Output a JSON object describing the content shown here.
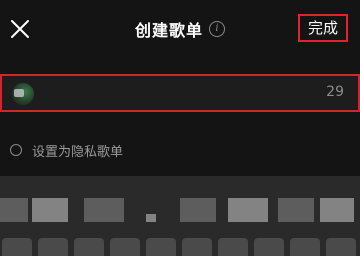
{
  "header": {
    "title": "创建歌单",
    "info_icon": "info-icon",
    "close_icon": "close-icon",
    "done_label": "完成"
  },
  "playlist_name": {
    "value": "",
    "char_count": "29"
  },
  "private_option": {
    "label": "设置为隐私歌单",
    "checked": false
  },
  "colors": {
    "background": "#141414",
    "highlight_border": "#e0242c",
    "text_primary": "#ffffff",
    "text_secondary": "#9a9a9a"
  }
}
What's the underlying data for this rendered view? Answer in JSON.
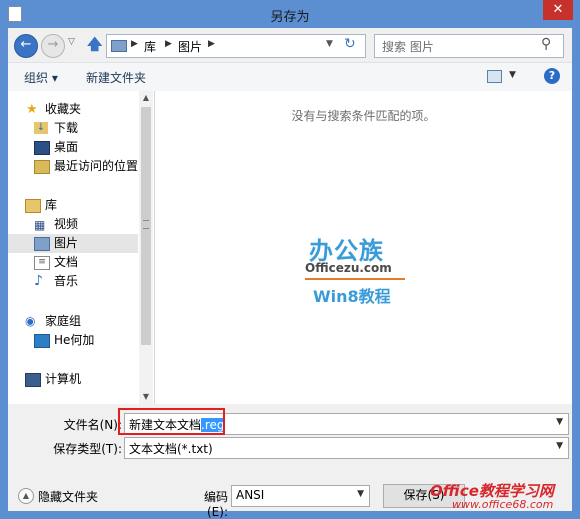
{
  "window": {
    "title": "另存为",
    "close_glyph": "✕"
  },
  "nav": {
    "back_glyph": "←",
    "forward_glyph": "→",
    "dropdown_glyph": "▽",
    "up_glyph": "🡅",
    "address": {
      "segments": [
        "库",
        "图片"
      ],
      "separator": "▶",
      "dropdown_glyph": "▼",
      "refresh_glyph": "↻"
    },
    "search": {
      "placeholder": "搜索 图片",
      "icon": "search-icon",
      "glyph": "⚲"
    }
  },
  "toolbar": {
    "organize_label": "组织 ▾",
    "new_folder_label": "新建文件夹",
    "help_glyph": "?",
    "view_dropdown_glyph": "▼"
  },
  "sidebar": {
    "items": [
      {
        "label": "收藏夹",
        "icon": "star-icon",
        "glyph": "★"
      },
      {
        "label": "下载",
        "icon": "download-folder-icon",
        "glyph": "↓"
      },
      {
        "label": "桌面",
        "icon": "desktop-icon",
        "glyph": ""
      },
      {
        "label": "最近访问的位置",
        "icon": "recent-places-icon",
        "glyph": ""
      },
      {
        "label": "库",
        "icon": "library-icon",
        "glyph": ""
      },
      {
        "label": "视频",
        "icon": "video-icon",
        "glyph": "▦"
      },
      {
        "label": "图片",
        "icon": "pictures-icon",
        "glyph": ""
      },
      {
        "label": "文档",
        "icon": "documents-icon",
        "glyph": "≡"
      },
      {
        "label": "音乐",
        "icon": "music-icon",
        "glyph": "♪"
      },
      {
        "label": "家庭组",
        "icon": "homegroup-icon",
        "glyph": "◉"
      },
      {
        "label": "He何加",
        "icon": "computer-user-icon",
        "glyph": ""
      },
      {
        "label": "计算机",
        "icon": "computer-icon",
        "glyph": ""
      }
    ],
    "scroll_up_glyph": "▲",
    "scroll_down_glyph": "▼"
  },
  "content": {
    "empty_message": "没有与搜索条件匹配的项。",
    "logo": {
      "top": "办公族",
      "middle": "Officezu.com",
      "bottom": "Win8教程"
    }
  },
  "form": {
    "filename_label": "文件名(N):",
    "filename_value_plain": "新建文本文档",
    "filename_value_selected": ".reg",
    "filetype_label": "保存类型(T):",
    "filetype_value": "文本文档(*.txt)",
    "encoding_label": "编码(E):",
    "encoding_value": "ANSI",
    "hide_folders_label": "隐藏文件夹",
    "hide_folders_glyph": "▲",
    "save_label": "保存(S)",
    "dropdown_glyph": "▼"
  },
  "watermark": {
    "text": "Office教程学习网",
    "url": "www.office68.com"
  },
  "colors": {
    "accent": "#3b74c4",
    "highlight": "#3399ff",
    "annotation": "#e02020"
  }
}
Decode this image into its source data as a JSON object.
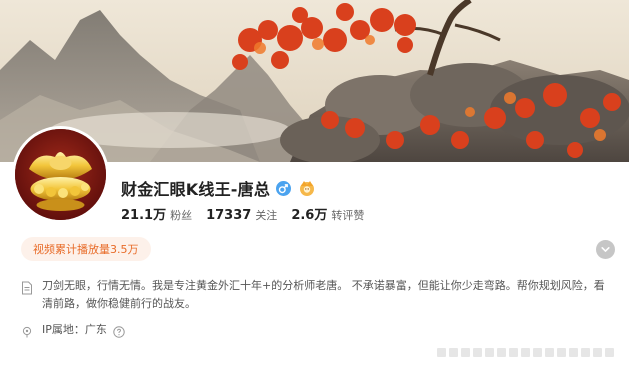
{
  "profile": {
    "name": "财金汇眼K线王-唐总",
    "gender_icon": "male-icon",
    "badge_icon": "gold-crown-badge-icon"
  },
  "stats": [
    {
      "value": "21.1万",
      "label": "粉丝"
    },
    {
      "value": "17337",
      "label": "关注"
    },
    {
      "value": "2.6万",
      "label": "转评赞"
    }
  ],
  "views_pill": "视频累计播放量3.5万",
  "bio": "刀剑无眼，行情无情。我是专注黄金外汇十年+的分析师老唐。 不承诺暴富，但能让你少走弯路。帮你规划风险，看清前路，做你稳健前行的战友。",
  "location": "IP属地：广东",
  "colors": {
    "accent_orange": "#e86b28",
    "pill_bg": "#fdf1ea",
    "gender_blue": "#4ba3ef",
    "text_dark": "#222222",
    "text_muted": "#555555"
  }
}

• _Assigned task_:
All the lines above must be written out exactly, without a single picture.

• _Task answer_:
Output a JSON object describing the content shown here.
{
  "header": {
    "title": "创建歌单",
    "info_icon": "info-icon",
    "close_icon": "close-icon",
    "done_label": "完成"
  },
  "playlist_name": {
    "value": "",
    "char_count": "29"
  },
  "private_option": {
    "label": "设置为隐私歌单",
    "checked": false
  },
  "colors": {
    "background": "#141414",
    "highlight_border": "#e0242c",
    "text_primary": "#ffffff",
    "text_secondary": "#9a9a9a"
  }
}
What's the underlying data for this rendered view? Answer in JSON.
{
  "window": {
    "title": "另存为",
    "close_glyph": "✕"
  },
  "nav": {
    "back_glyph": "←",
    "forward_glyph": "→",
    "dropdown_glyph": "▽",
    "up_glyph": "🡅",
    "address": {
      "segments": [
        "库",
        "图片"
      ],
      "separator": "▶",
      "dropdown_glyph": "▼",
      "refresh_glyph": "↻"
    },
    "search": {
      "placeholder": "搜索 图片",
      "icon": "search-icon",
      "glyph": "⚲"
    }
  },
  "toolbar": {
    "organize_label": "组织 ▾",
    "new_folder_label": "新建文件夹",
    "help_glyph": "?",
    "view_dropdown_glyph": "▼"
  },
  "sidebar": {
    "items": [
      {
        "label": "收藏夹",
        "icon": "star-icon",
        "glyph": "★"
      },
      {
        "label": "下载",
        "icon": "download-folder-icon",
        "glyph": "↓"
      },
      {
        "label": "桌面",
        "icon": "desktop-icon",
        "glyph": ""
      },
      {
        "label": "最近访问的位置",
        "icon": "recent-places-icon",
        "glyph": ""
      },
      {
        "label": "库",
        "icon": "library-icon",
        "glyph": ""
      },
      {
        "label": "视频",
        "icon": "video-icon",
        "glyph": "▦"
      },
      {
        "label": "图片",
        "icon": "pictures-icon",
        "glyph": ""
      },
      {
        "label": "文档",
        "icon": "documents-icon",
        "glyph": "≡"
      },
      {
        "label": "音乐",
        "icon": "music-icon",
        "glyph": "♪"
      },
      {
        "label": "家庭组",
        "icon": "homegroup-icon",
        "glyph": "◉"
      },
      {
        "label": "He何加",
        "icon": "computer-user-icon",
        "glyph": ""
      },
      {
        "label": "计算机",
        "icon": "computer-icon",
        "glyph": ""
      }
    ],
    "scroll_up_glyph": "▲",
    "scroll_down_glyph": "▼"
  },
  "content": {
    "empty_message": "没有与搜索条件匹配的项。",
    "logo": {
      "top": "办公族",
      "middle": "Officezu.com",
      "bottom": "Win8教程"
    }
  },
  "form": {
    "filename_label": "文件名(N):",
    "filename_value_plain": "新建文本文档",
    "filename_value_selected": ".reg",
    "filetype_label": "保存类型(T):",
    "filetype_value": "文本文档(*.txt)",
    "encoding_label": "编码(E):",
    "encoding_value": "ANSI",
    "hide_folders_label": "隐藏文件夹",
    "hide_folders_glyph": "▲",
    "save_label": "保存(S)",
    "dropdown_glyph": "▼"
  },
  "watermark": {
    "text": "Office教程学习网",
    "url": "www.office68.com"
  },
  "colors": {
    "accent": "#3b74c4",
    "highlight": "#3399ff",
    "annotation": "#e02020"
  }
}
Decode this image into its source data as a JSON object.
{
  "profile": {
    "name": "财金汇眼K线王-唐总",
    "gender_icon": "male-icon",
    "badge_icon": "gold-crown-badge-icon"
  },
  "stats": [
    {
      "value": "21.1万",
      "label": "粉丝"
    },
    {
      "value": "17337",
      "label": "关注"
    },
    {
      "value": "2.6万",
      "label": "转评赞"
    }
  ],
  "views_pill": "视频累计播放量3.5万",
  "bio": "刀剑无眼，行情无情。我是专注黄金外汇十年+的分析师老唐。 不承诺暴富，但能让你少走弯路。帮你规划风险，看清前路，做你稳健前行的战友。",
  "location": "IP属地：广东",
  "colors": {
    "accent_orange": "#e86b28",
    "pill_bg": "#fdf1ea",
    "gender_blue": "#4ba3ef",
    "text_dark": "#222222",
    "text_muted": "#555555"
  }
}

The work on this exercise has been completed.